(Excerpts from an interface dataset)

○ ○ ○ ○

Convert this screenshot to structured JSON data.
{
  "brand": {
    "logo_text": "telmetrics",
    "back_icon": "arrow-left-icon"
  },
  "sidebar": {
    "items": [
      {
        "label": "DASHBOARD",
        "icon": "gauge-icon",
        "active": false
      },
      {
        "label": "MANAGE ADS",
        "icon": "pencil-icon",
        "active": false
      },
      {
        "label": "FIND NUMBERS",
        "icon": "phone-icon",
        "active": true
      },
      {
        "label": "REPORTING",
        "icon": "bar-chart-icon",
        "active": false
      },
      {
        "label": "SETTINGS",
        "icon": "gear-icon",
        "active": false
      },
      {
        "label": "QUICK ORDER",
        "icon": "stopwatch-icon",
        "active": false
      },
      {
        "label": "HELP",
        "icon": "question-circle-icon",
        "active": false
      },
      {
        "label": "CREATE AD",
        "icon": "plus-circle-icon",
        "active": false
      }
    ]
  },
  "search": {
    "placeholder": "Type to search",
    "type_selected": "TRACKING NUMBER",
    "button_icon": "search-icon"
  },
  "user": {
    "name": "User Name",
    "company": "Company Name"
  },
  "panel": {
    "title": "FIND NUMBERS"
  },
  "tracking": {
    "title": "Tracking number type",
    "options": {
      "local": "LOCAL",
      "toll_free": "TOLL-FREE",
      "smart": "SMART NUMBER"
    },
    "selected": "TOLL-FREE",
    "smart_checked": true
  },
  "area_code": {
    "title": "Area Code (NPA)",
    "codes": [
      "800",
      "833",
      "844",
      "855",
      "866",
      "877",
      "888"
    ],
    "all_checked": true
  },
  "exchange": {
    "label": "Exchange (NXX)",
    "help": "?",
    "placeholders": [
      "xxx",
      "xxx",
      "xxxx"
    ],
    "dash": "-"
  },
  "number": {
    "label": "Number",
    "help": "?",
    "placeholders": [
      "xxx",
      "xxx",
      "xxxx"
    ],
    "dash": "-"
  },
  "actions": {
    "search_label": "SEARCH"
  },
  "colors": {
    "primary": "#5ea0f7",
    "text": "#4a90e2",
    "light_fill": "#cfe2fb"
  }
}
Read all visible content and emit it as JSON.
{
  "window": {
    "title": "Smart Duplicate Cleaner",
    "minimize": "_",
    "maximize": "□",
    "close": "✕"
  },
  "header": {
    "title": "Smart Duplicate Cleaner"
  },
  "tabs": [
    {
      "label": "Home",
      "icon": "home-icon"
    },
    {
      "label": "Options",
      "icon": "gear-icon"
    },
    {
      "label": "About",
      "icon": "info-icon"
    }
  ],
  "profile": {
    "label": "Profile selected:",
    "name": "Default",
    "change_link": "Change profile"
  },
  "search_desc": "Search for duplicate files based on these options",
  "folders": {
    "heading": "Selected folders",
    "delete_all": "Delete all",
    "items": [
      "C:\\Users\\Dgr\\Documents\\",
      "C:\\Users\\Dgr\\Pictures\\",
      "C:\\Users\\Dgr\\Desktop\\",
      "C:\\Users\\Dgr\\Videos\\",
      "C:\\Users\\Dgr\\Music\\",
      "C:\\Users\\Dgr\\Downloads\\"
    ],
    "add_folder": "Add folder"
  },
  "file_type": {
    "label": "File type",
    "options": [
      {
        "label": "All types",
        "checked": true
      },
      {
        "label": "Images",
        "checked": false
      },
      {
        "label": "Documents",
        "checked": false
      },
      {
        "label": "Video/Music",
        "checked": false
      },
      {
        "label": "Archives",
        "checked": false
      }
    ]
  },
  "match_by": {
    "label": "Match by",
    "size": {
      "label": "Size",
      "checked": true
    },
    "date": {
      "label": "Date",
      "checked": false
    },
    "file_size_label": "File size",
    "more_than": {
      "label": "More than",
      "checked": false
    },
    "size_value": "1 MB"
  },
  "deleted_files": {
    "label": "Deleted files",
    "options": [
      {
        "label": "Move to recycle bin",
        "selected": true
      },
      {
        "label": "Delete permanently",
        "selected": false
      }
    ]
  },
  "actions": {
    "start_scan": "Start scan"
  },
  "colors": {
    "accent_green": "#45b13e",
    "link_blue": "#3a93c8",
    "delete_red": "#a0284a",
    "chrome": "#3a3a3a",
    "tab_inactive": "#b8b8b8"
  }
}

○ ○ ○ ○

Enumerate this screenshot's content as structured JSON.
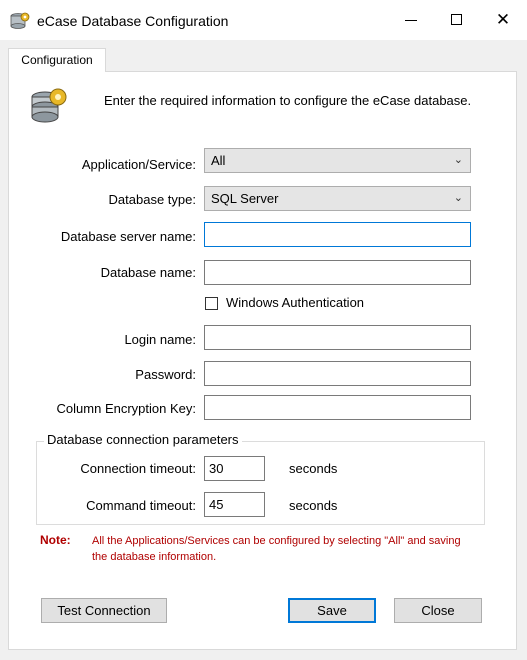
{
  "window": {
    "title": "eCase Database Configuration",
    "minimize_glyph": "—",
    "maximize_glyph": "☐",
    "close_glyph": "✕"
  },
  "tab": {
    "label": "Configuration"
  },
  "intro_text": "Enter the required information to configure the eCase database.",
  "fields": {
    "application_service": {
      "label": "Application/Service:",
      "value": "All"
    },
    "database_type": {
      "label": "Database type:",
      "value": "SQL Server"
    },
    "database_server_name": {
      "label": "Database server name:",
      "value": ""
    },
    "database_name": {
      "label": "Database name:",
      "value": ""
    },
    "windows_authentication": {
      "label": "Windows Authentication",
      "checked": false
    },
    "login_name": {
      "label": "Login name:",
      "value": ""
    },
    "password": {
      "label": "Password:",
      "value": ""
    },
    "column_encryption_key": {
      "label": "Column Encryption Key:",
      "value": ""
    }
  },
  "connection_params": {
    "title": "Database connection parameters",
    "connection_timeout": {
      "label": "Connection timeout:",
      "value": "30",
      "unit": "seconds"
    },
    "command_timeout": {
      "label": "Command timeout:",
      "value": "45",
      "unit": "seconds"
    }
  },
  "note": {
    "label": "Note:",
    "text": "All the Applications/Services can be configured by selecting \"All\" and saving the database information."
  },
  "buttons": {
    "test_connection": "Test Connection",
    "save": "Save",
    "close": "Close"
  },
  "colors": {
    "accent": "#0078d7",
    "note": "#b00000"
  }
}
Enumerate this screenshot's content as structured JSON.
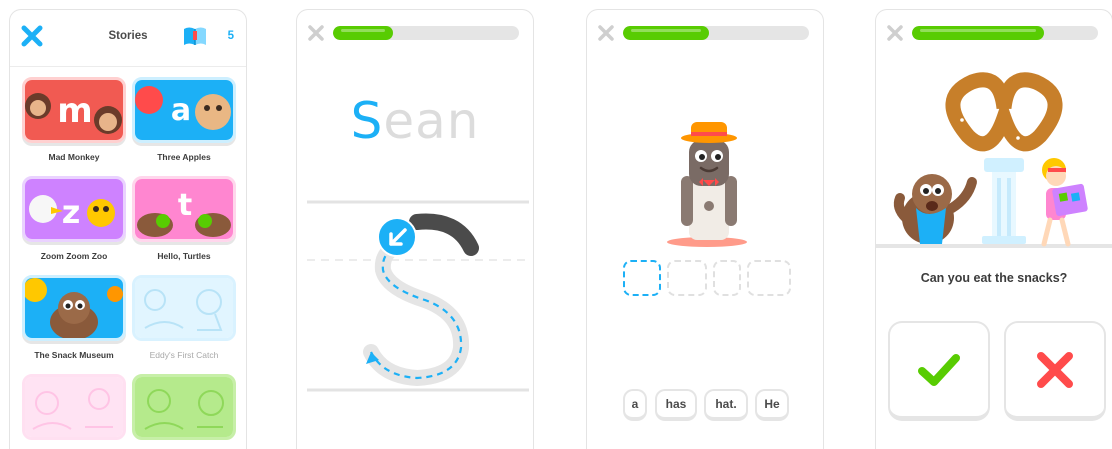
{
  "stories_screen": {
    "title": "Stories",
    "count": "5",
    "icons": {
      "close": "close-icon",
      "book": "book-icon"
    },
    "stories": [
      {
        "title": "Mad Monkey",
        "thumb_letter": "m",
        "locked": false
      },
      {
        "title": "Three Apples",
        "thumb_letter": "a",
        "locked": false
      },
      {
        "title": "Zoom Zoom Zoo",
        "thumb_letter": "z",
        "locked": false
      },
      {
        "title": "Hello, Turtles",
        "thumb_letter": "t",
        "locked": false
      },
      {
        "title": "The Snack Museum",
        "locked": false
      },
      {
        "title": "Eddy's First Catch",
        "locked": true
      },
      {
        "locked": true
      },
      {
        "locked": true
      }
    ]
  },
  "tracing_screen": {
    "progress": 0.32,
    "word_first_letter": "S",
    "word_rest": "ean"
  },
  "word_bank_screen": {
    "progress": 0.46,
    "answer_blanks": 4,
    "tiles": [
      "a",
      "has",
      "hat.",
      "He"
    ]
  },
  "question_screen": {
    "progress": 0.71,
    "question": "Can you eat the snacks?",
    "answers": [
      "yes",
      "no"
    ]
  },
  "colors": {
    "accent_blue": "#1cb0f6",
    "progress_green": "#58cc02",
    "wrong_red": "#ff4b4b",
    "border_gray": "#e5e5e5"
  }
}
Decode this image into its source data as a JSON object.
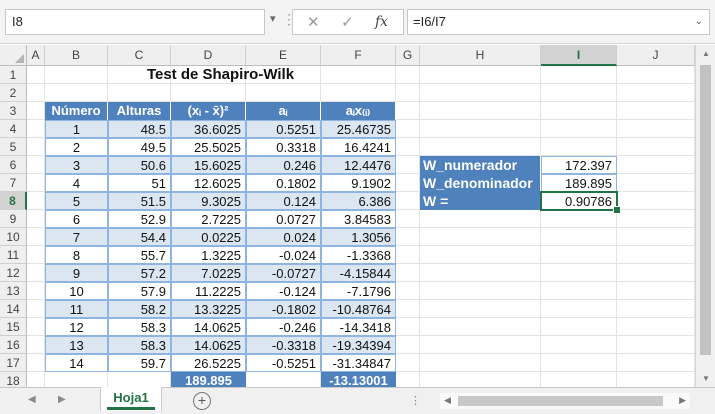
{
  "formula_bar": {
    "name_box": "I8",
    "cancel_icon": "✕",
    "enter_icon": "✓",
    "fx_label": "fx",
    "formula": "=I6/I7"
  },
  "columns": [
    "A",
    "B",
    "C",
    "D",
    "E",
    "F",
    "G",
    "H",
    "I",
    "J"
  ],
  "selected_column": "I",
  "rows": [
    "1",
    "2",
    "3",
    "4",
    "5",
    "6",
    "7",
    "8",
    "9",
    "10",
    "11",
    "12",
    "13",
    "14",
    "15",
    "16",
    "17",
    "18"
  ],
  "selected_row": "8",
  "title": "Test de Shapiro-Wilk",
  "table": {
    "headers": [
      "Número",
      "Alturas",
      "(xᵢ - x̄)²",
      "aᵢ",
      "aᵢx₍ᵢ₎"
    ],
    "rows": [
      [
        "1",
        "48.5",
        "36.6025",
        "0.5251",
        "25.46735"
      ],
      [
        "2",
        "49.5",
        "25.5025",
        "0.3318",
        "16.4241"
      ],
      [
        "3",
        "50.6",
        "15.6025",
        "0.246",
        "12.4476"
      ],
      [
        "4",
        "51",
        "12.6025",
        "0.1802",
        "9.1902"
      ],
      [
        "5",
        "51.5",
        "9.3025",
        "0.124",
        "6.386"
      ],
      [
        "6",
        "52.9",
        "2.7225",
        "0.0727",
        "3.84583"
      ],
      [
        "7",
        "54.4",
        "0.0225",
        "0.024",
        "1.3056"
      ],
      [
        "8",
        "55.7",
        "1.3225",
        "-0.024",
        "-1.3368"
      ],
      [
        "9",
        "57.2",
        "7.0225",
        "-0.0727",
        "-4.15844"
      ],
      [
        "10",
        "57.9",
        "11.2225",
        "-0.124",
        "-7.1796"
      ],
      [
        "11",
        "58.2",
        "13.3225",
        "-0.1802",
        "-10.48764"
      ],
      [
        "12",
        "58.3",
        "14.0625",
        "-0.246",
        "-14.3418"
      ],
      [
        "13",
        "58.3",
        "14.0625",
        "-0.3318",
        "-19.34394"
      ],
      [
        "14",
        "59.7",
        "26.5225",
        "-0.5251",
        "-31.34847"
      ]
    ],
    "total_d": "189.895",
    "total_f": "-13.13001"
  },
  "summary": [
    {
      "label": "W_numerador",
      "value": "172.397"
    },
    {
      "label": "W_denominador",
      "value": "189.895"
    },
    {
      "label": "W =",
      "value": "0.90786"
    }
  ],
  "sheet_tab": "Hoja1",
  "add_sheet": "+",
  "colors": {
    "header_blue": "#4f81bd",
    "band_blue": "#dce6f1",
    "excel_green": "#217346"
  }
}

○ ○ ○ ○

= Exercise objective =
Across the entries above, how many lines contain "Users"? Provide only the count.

= Task solution =
6